A 123-year-old living in a hut in Bolivia is thought to be the oldest man ever recorded. Carmelo Flores Laura, a Bolivian cattle and sheep herder, was born in 1890 according to Bolivian public records.
Carmelo Flores Laura’s secret to longevity is simple, he says.
He avoids eating sugar and pasta, takes long walks and dines on skunk and fox meat.
“I walk a lot, that’s all. I go out with the animals, I don’t eat noodles or rice, only barley. I used to grow potatoes beans,” Carmelo said “We only ate what we found in the wild, I’ve never been lazy – and I still go on long walks every day.”
The water Flores drinks originates on the snow-capped peak of Illampu, one of Bolivia’s highest. He says he doesn’t drink alcohol, but imbibed some in his youth. He’s eaten a lot of mutton, and though he likes pork it is hardly available.
His gums bulge with coca leaf, a mild stimulant that staves off hunger. Like most Bolivian highlands peasants, he has been chewing it all his life.
The native Aymara lives in a straw-roofed dirt-floor hut in an isolated hamlet near Lake Titicaca at 13,100 feet, is illiterate, speaks no Spanish and has no teeth.
The father of three – who has 16 grandchildren and 39 great-grandchildren – was born on July 16, 1890, the civil registry reveals.
Birth certificates didn’t exist in Bolivia at the time of his birth but a document for his baptism states his date of birth.
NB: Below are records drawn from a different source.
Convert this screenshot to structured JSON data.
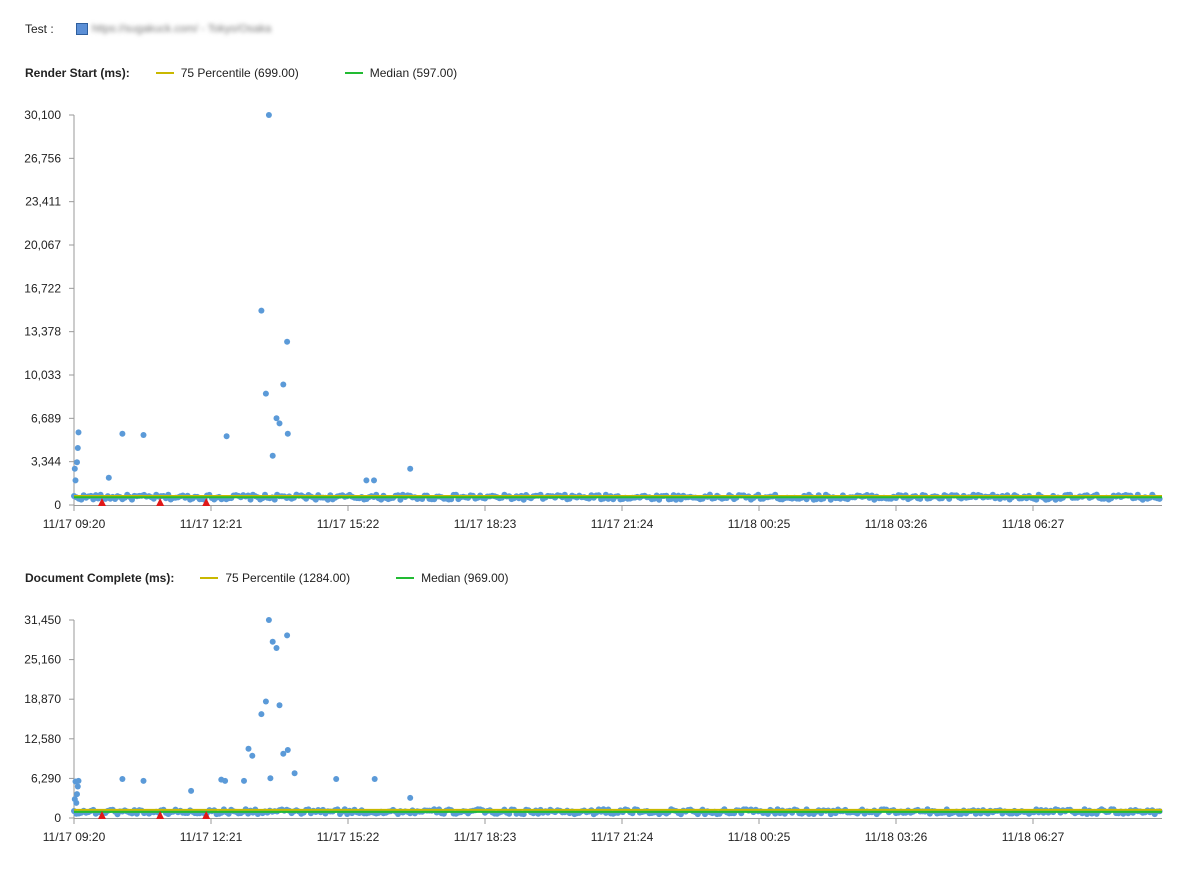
{
  "test": {
    "label": "Test :",
    "value": "https://sugakuck.com/ - Tokyo/Osaka",
    "swatch_color": "#5b8fd6"
  },
  "colors": {
    "points": "#5b9ad8",
    "p75": "#c9b800",
    "median": "#22bb33",
    "error": "#e01818",
    "axis": "#999999"
  },
  "charts": [
    {
      "title": "Render Start (ms):",
      "legend": [
        {
          "label": "75 Percentile (699.00)",
          "color": "#c9b800"
        },
        {
          "label": "Median (597.00)",
          "color": "#22bb33"
        }
      ]
    },
    {
      "title": "Document Complete (ms):",
      "legend": [
        {
          "label": "75 Percentile (1284.00)",
          "color": "#c9b800"
        },
        {
          "label": "Median (969.00)",
          "color": "#22bb33"
        }
      ]
    }
  ],
  "chart_data": [
    {
      "type": "scatter",
      "title": "Render Start (ms):",
      "xlabel": "",
      "ylabel": "",
      "x_tick_labels": [
        "11/17 09:20",
        "11/17 12:21",
        "11/17 15:22",
        "11/17 18:23",
        "11/17 21:24",
        "11/18 00:25",
        "11/18 03:26",
        "11/18 06:27"
      ],
      "y_ticks": [
        "30,100",
        "26,756",
        "23,411",
        "20,067",
        "16,722",
        "13,378",
        "10,033",
        "6,689",
        "3,344",
        "0"
      ],
      "ylim": [
        0,
        30100
      ],
      "x_range_minutes": [
        0,
        1440
      ],
      "reference_lines": [
        {
          "name": "75 Percentile",
          "value": 699
        },
        {
          "name": "Median",
          "value": 597
        }
      ],
      "baseline": {
        "typical": 600,
        "spread": 200
      },
      "outliers": [
        {
          "x": 1,
          "y": 2800
        },
        {
          "x": 2,
          "y": 1900
        },
        {
          "x": 4,
          "y": 3300
        },
        {
          "x": 5,
          "y": 4400
        },
        {
          "x": 6,
          "y": 5600
        },
        {
          "x": 46,
          "y": 2100
        },
        {
          "x": 64,
          "y": 5500
        },
        {
          "x": 92,
          "y": 5400
        },
        {
          "x": 202,
          "y": 5300
        },
        {
          "x": 248,
          "y": 15000
        },
        {
          "x": 254,
          "y": 8600
        },
        {
          "x": 258,
          "y": 30100
        },
        {
          "x": 263,
          "y": 3800
        },
        {
          "x": 268,
          "y": 6700
        },
        {
          "x": 272,
          "y": 6300
        },
        {
          "x": 277,
          "y": 9300
        },
        {
          "x": 282,
          "y": 12600
        },
        {
          "x": 283,
          "y": 5500
        },
        {
          "x": 387,
          "y": 1900
        },
        {
          "x": 397,
          "y": 1900
        },
        {
          "x": 445,
          "y": 2800
        }
      ],
      "errors": [
        {
          "x": 37,
          "y": 0
        },
        {
          "x": 114,
          "y": 0
        },
        {
          "x": 175,
          "y": 0
        }
      ]
    },
    {
      "type": "scatter",
      "title": "Document Complete (ms):",
      "xlabel": "",
      "ylabel": "",
      "x_tick_labels": [
        "11/17 09:20",
        "11/17 12:21",
        "11/17 15:22",
        "11/17 18:23",
        "11/17 21:24",
        "11/18 00:25",
        "11/18 03:26",
        "11/18 06:27"
      ],
      "y_ticks": [
        "31,450",
        "25,160",
        "18,870",
        "12,580",
        "6,290",
        "0"
      ],
      "ylim": [
        0,
        31450
      ],
      "x_range_minutes": [
        0,
        1440
      ],
      "reference_lines": [
        {
          "name": "75 Percentile",
          "value": 1284
        },
        {
          "name": "Median",
          "value": 969
        }
      ],
      "baseline": {
        "typical": 1000,
        "spread": 400
      },
      "outliers": [
        {
          "x": 1,
          "y": 3000
        },
        {
          "x": 2,
          "y": 5800
        },
        {
          "x": 3,
          "y": 2400
        },
        {
          "x": 4,
          "y": 3800
        },
        {
          "x": 5,
          "y": 5000
        },
        {
          "x": 6,
          "y": 5900
        },
        {
          "x": 64,
          "y": 6200
        },
        {
          "x": 92,
          "y": 5900
        },
        {
          "x": 155,
          "y": 4300
        },
        {
          "x": 195,
          "y": 6100
        },
        {
          "x": 200,
          "y": 5900
        },
        {
          "x": 225,
          "y": 5900
        },
        {
          "x": 231,
          "y": 11000
        },
        {
          "x": 236,
          "y": 9900
        },
        {
          "x": 248,
          "y": 16500
        },
        {
          "x": 254,
          "y": 18500
        },
        {
          "x": 258,
          "y": 31450
        },
        {
          "x": 260,
          "y": 6300
        },
        {
          "x": 263,
          "y": 28000
        },
        {
          "x": 268,
          "y": 27000
        },
        {
          "x": 272,
          "y": 17900
        },
        {
          "x": 277,
          "y": 10200
        },
        {
          "x": 282,
          "y": 29000
        },
        {
          "x": 283,
          "y": 10800
        },
        {
          "x": 292,
          "y": 7100
        },
        {
          "x": 347,
          "y": 6200
        },
        {
          "x": 398,
          "y": 6200
        },
        {
          "x": 445,
          "y": 3200
        }
      ],
      "errors": [
        {
          "x": 37,
          "y": 0
        },
        {
          "x": 114,
          "y": 0
        },
        {
          "x": 175,
          "y": 0
        }
      ]
    }
  ]
}
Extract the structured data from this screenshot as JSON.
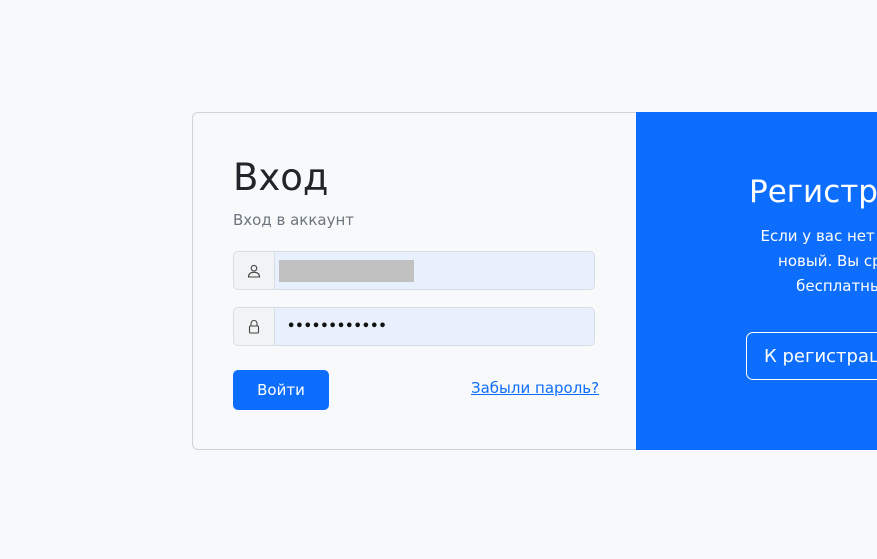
{
  "login": {
    "title": "Вход",
    "subtitle": "Вход в аккаунт",
    "username_value": "",
    "password_mask": "••••••••••••",
    "submit_label": "Войти",
    "forgot_label": "Забыли пароль?"
  },
  "register": {
    "title": "Регистра",
    "text_lines": [
      "Если у вас нет аккаунта, пр",
      "новый. Вы сразу сможе",
      "бесплатный тест н"
    ],
    "button_label": "К регистрац"
  },
  "icons": {
    "user": "user-icon",
    "lock": "lock-icon"
  },
  "colors": {
    "accent": "#0d6efd",
    "input_bg": "#e8f0fe"
  }
}
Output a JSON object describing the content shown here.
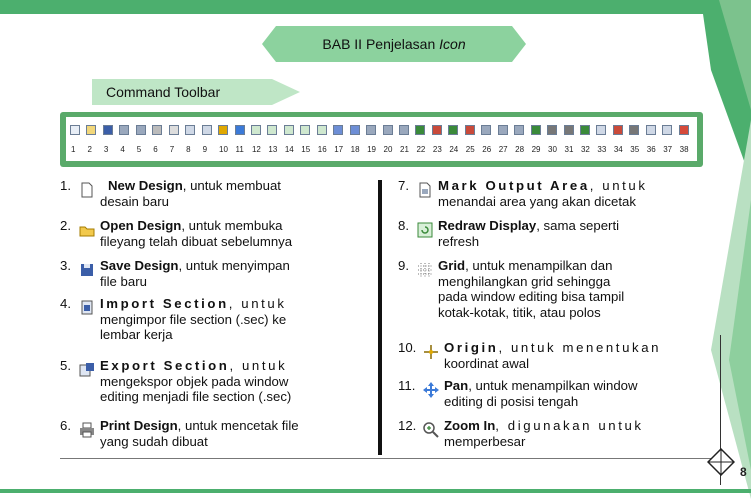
{
  "header": {
    "title_main": "BAB II Penjelasan ",
    "title_em": "Icon"
  },
  "section": {
    "label": "Command Toolbar"
  },
  "toolbar_numbers": [
    "1",
    "2",
    "3",
    "4",
    "5",
    "6",
    "7",
    "8",
    "9",
    "10",
    "11",
    "12",
    "13",
    "14",
    "15",
    "16",
    "17",
    "18",
    "19",
    "20",
    "21",
    "22",
    "23",
    "24",
    "25",
    "26",
    "27",
    "28",
    "29",
    "30",
    "31",
    "32",
    "33",
    "34",
    "35",
    "36",
    "37",
    "38"
  ],
  "items_left": [
    {
      "num": "1.",
      "name": "New Design",
      "desc_l1": ", untuk membuat",
      "desc_l2": "desain baru",
      "icon": "new-design-icon"
    },
    {
      "num": "2.",
      "name": "Open Design",
      "desc_l1": ", untuk membuka",
      "desc_l2": "fileyang telah dibuat sebelumnya",
      "icon": "open-design-icon"
    },
    {
      "num": "3.",
      "name": "Save Design",
      "desc_l1": ", untuk menyimpan",
      "desc_l2": "file baru",
      "icon": "save-design-icon"
    },
    {
      "num": "4.",
      "name": "Import Section",
      "desc_l1": ", untuk",
      "desc_l2": "mengimpor file section (.sec) ke",
      "desc_l3": "lembar kerja",
      "icon": "import-section-icon"
    },
    {
      "num": "5.",
      "name": "Export Section",
      "desc_l1": ", untuk",
      "desc_l2": "mengekspor objek pada window",
      "desc_l3": "editing menjadi file section (.sec)",
      "icon": "export-section-icon"
    },
    {
      "num": "6.",
      "name": "Print Design",
      "desc_l1": ", untuk mencetak file",
      "desc_l2": "yang sudah dibuat",
      "icon": "print-design-icon"
    }
  ],
  "items_right": [
    {
      "num": "7.",
      "name": "Mark Output Area",
      "desc_l1": ", untuk",
      "desc_l2": "menandai area yang akan dicetak",
      "icon": "mark-output-area-icon"
    },
    {
      "num": "8.",
      "name": "Redraw Display",
      "desc_l1": ", sama seperti",
      "desc_l2": "refresh",
      "icon": "redraw-display-icon"
    },
    {
      "num": "9.",
      "name": "Grid",
      "desc_l1": ", untuk menampilkan dan",
      "desc_l2": "menghilangkan grid sehingga",
      "desc_l3": "pada window editing bisa tampil",
      "desc_l4": "kotak-kotak, titik, atau polos",
      "icon": "grid-icon"
    },
    {
      "num": "10.",
      "name": "Origin",
      "desc_l1": ", untuk menentukan",
      "desc_l2": "koordinat awal",
      "icon": "origin-icon"
    },
    {
      "num": "11.",
      "name": "Pan",
      "desc_l1": ", untuk menampilkan window",
      "desc_l2": "editing di posisi tengah",
      "icon": "pan-icon"
    },
    {
      "num": "12.",
      "name": "Zoom In",
      "desc_l1": ", digunakan untuk",
      "desc_l2": "memperbesar",
      "icon": "zoom-in-icon"
    }
  ],
  "footer": {
    "page_number": "8"
  },
  "colors": {
    "accent_green": "#4caf6e",
    "banner_green": "#8cd29e",
    "tag_green": "#bfe6c6"
  }
}
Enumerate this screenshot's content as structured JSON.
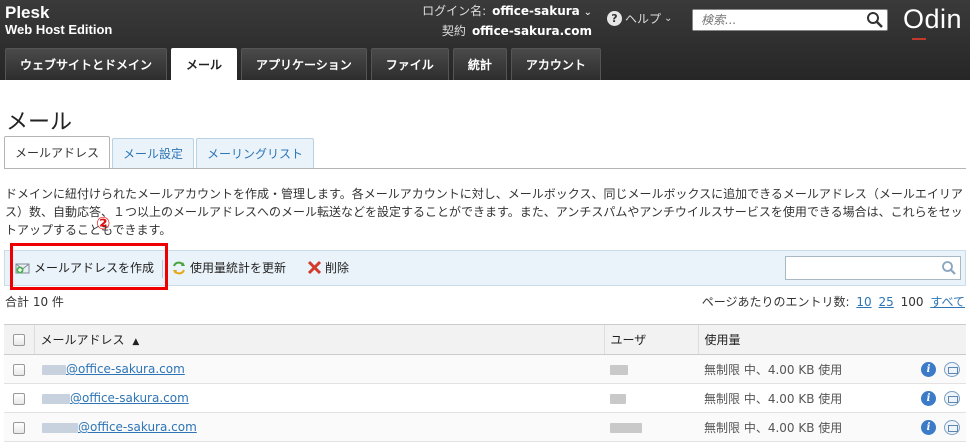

While Guinness World Records do not list Flores as the oldest man, the Bolivian government insists his 1890 birthdate is valid.
“For the state, the baptism certificate is valid,” said the director of Bolivia’s civil registrar, Eugenio Condori, adding that government birth certificates did not exist in Bolivia until 1940.
Currently, the oldest living person listed by Guinness World Records is Misao Okawa, a 115-year-old Japanese woman.
Originally published by VOXXI as “World’s oldest man, Carmelo Flores Laura discovered living in Bolivia“